Trekking to School – A Daily Chore

0
13

By Chrispin Inambao KATIMA MULILO – Fifteen-year-old Sinfwa Nkungano, a ninth grader at Mafuta Combined School does not look her age. Her baby face is most probably due to erratic food availability. Life is seemingly a daily struggle for this resilient teenager and equally so for her peers at Namalubi, a sleepy settlement in Katima Rural Constituency in the Caprivi Region. During school days a group of school-going children among them Sinfwa from Namalubi and other neighbouring settlements are shaken awake at around 03h30 to start preparing for school. These children have no choice but to rise this early to avoid getting late. After the early morning preparations they have to walk for around 10 km to their school at Mafuta. These children said they have to walk to school on empty stomachs because their parents are too poor and they are only able to afford one decent meal a day. Sinfwa’s school regime is as rigid as it is Spartan, with very little room for play. She wakes up at the ungodly hour of 03h30 and she only walks back home at night.
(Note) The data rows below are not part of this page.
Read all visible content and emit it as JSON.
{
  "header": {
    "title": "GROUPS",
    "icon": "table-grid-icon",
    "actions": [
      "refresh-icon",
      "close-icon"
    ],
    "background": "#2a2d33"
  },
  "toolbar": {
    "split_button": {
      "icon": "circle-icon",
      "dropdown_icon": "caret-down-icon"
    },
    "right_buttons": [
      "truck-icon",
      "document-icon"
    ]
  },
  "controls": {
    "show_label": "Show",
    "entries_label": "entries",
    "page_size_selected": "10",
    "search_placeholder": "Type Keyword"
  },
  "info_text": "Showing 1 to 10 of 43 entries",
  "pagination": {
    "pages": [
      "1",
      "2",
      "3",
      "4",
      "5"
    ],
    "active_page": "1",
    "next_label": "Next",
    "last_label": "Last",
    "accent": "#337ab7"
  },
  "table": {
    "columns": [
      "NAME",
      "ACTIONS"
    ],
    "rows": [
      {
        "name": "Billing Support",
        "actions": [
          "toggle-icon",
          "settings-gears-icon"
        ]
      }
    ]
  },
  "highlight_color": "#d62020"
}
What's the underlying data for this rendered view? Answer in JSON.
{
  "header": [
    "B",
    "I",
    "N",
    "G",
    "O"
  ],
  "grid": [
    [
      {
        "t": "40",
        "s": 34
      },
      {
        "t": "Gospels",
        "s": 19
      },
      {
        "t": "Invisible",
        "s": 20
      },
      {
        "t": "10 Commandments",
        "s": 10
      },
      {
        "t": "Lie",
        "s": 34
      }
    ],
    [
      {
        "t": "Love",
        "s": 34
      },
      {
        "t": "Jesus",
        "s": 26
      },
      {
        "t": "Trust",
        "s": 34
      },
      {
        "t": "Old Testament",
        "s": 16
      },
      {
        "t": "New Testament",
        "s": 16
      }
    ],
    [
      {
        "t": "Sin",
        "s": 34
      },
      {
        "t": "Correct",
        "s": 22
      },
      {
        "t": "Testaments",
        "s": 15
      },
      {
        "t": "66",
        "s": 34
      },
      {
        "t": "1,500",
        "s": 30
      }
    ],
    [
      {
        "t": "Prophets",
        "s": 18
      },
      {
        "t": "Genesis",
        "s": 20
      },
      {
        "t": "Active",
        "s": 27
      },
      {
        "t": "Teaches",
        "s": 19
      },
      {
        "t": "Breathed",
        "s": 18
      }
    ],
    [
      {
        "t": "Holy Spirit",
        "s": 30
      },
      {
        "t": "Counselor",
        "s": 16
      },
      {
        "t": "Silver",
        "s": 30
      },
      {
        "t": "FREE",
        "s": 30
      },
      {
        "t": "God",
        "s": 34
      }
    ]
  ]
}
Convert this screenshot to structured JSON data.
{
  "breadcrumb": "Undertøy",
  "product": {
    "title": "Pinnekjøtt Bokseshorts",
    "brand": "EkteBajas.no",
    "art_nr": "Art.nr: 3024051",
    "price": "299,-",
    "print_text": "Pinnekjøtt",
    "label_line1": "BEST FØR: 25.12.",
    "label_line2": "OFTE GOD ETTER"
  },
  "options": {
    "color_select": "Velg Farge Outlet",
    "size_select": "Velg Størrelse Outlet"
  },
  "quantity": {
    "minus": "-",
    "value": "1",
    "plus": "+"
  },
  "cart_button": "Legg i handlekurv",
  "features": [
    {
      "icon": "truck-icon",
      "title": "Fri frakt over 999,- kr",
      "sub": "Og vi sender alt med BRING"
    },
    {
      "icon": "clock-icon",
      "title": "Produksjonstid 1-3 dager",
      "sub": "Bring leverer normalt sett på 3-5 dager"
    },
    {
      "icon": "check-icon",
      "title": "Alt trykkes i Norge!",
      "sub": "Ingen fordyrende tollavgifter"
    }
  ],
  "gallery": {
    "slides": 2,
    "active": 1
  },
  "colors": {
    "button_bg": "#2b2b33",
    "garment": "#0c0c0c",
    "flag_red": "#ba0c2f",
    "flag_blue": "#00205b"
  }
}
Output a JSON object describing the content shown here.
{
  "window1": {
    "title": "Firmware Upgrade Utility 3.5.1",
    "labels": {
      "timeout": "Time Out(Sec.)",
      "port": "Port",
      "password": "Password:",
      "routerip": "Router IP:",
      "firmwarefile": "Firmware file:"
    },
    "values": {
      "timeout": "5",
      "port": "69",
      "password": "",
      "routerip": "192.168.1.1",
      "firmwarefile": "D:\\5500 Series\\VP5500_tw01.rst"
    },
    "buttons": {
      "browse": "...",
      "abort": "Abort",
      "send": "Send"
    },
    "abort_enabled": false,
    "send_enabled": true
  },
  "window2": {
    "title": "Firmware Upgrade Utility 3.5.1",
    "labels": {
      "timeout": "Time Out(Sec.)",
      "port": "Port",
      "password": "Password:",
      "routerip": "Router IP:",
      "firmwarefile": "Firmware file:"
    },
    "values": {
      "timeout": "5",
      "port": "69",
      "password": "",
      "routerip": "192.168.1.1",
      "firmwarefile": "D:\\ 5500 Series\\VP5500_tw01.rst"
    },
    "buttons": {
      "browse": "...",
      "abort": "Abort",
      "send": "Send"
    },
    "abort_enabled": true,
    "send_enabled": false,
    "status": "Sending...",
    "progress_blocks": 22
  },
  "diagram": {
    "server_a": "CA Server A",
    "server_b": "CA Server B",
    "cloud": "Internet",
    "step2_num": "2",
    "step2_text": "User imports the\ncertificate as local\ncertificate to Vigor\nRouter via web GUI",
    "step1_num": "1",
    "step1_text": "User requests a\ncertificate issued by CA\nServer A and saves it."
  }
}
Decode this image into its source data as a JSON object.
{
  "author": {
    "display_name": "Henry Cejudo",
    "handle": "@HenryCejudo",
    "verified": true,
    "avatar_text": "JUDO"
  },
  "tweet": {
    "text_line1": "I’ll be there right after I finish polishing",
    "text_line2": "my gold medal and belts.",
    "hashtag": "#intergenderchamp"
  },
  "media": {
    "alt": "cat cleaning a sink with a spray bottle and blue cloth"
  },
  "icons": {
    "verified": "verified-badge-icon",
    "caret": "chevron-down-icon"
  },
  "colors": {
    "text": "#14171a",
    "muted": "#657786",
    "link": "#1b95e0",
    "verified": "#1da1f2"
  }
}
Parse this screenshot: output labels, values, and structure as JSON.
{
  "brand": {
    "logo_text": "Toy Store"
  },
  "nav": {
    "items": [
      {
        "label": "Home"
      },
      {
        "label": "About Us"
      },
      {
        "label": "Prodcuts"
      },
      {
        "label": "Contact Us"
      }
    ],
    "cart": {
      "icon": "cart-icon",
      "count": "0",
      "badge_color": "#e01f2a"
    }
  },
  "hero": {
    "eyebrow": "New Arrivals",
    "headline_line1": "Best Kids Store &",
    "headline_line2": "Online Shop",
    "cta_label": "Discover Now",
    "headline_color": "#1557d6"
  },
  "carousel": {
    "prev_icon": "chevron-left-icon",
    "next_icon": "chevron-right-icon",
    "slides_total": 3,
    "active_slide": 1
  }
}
Life is no bed of roses for this girl because despite walking the long distances to and from her school, she is expected by her parents to assist with domestic chores such as cooking, washing plates, drawing water from a nearby well and to perform a host of other tasks. “We also have to cook, fetch water, grind maize, wash plates and we are expected to sweep. So we don’t get enough time for study unless we are at school,” says the teenager. At times Sinfwa says she gets late if there are heavy rains in the area, while the several herds of African elephants roving around are also a constant threat. In as much as roads congested with traffic in urban areas cause delays for school-going children in these metropolitan centres, herds of elephants frequenting bush paths are also known to have a similar effect for Sinfwa and her peers. In addition, these children have to trek to school by walking through muddy, waterlogged bush paths and in such instances they have to take off their shoes. Sinfwa says their parents discourage using the bush paths because there is always the danger of ritual killers using the cover of the thick vegetation to ambush unsuspecting children. If these children are late, the head of department (HOD), who is in the habit of wielding a whip fashioned from a discarded black fan belt, is likely to whip their behinds. “At times he whips us on our feet, saying ‘they are the ones making you late’,” said a girl who was ablaze in a floral blue dress, while others nodded their heads in agreement. Another common mode of punishment favoured is to clear the grass and weeds growing uncontrollably at the school that has broken windows and where there is rapid dilapidation. Though the constitution of the country outlaws corporal punishment, it is an open secret that teachers specifically in rural areas rarely spare the rod as they reason this will spoil the children. At Namalubi, Sinfwa’s predicament of having to walk with dozens others from neighbouring Lyanabo Village, Matengu Village, Manyandelo Village and from Three-Way Divorce Club, a settlement on a T-junction popularised by an informal restaurant, share a distance of around 20 km and of dozing during classes due to fatigue. Namalubi Primary School, that goes only up to Grade 4 after it was downgraded in 2003, is the only school found within the maximum walking radius of five kilometres permissible by the Ministry of Education. When contacted with regard to this problem at villages in Katima Rural Constituency, Lovemore Lupalezwi, the acting Regional Director of Education in the Caprivi Region said he was unaware that some children have to walk for such long distances. “It is very unfortunate for children to walk for 10 km to school. The maximum should be five kilometres. That is the maximum permissible distance,” he said. Lupalezwi acknowledged the fact that if students have to walk for long distances to school, the fatigue resulting from the marathon distances could affect their concentration. He says though the Education Ministry has a policy of bringing education closer to the people, the ministry could only consider erecting a secondary school in the affected area if the number of school-going children justifies construction of such an institution. The ministry cannot immediately construct a school at Namalubi because in previous instances such schools became white elephants because the numbers could not sustain them. And yet they would have been built because of pressure from resident communities. Education officials in the Caprivi Region are also grappling with the problem of enrolment rates at schools outside Katima Mulilo that are decreasing because there is a perception that schools within the urban centre offer better education when compared to those outside the town.